▶

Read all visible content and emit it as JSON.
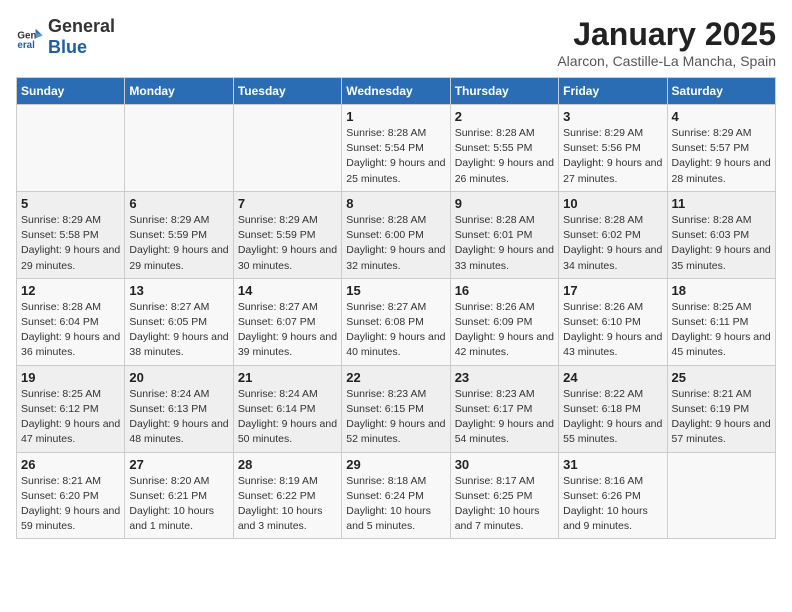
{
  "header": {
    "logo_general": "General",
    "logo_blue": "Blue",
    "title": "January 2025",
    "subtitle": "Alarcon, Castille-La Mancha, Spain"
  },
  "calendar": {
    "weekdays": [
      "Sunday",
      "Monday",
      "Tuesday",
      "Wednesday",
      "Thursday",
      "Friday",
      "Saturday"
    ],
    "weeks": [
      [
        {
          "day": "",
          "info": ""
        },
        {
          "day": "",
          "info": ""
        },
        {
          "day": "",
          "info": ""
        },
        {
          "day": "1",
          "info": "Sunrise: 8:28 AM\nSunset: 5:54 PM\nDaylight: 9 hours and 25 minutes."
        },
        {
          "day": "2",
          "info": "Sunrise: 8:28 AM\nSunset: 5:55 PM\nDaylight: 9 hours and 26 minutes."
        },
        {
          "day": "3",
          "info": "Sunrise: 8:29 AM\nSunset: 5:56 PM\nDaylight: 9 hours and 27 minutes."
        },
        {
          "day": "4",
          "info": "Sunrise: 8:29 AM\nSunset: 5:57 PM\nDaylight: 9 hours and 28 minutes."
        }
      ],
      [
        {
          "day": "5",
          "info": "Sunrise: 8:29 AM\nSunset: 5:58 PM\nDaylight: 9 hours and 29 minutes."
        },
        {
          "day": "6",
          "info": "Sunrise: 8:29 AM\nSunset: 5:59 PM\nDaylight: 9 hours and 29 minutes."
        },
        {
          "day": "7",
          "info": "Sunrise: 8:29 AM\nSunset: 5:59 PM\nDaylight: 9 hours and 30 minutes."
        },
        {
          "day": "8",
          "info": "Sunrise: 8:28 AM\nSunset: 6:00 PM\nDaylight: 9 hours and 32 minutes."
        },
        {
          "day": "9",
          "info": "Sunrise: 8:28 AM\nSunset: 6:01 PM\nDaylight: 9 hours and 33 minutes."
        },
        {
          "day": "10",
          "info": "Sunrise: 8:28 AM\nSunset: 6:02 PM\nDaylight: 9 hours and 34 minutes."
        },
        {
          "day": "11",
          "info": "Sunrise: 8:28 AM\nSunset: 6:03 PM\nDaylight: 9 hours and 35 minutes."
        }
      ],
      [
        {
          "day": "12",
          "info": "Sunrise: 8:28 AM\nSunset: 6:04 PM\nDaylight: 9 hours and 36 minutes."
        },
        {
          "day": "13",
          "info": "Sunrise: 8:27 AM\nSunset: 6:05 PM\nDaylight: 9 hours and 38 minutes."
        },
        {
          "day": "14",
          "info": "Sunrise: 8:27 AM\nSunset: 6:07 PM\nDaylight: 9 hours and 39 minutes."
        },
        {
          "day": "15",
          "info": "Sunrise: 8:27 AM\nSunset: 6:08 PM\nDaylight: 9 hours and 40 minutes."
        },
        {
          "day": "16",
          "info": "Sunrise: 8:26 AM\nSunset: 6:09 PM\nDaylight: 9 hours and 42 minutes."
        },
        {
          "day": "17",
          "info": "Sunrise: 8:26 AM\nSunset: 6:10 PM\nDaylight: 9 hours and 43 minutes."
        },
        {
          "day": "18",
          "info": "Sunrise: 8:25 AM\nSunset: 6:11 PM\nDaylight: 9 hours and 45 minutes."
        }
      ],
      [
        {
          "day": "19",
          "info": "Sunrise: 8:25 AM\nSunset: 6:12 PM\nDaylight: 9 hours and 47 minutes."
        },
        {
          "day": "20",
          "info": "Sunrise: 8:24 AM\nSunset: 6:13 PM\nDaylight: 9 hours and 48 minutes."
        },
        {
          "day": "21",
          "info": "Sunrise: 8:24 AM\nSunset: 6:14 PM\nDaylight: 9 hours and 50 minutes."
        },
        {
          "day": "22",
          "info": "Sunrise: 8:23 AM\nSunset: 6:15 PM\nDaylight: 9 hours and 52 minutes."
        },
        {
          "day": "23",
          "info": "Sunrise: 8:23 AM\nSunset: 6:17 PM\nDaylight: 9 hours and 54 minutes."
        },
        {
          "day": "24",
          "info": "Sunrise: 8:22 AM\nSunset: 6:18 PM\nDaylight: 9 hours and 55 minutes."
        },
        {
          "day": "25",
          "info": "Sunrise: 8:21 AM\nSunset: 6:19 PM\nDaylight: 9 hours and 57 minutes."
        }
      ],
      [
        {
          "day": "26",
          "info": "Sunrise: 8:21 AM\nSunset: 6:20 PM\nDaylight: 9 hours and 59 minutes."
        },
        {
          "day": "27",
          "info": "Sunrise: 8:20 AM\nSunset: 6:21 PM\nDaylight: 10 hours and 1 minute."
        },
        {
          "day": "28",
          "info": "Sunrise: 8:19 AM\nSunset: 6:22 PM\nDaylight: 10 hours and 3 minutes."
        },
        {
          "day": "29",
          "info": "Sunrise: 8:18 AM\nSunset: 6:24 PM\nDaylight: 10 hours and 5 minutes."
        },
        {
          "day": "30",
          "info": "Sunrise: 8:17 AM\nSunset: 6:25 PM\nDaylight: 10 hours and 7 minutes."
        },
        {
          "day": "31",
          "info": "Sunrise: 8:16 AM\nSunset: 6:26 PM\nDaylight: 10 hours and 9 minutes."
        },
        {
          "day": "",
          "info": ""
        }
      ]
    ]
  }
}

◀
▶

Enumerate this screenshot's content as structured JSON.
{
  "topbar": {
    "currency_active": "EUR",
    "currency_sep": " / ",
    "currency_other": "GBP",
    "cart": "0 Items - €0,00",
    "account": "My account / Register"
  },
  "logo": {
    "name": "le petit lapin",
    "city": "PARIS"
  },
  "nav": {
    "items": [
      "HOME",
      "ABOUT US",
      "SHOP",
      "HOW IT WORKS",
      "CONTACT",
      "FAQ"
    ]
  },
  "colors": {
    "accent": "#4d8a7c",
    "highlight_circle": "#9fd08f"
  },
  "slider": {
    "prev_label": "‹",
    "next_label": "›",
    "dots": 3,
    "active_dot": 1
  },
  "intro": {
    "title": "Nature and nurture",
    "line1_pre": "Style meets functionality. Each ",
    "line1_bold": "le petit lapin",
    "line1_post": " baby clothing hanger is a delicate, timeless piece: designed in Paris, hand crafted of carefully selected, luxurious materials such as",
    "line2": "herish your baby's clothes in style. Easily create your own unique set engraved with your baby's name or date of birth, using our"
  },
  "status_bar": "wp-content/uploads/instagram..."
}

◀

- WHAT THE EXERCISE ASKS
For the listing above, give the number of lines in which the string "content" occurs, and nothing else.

- ANSWER BELOW
3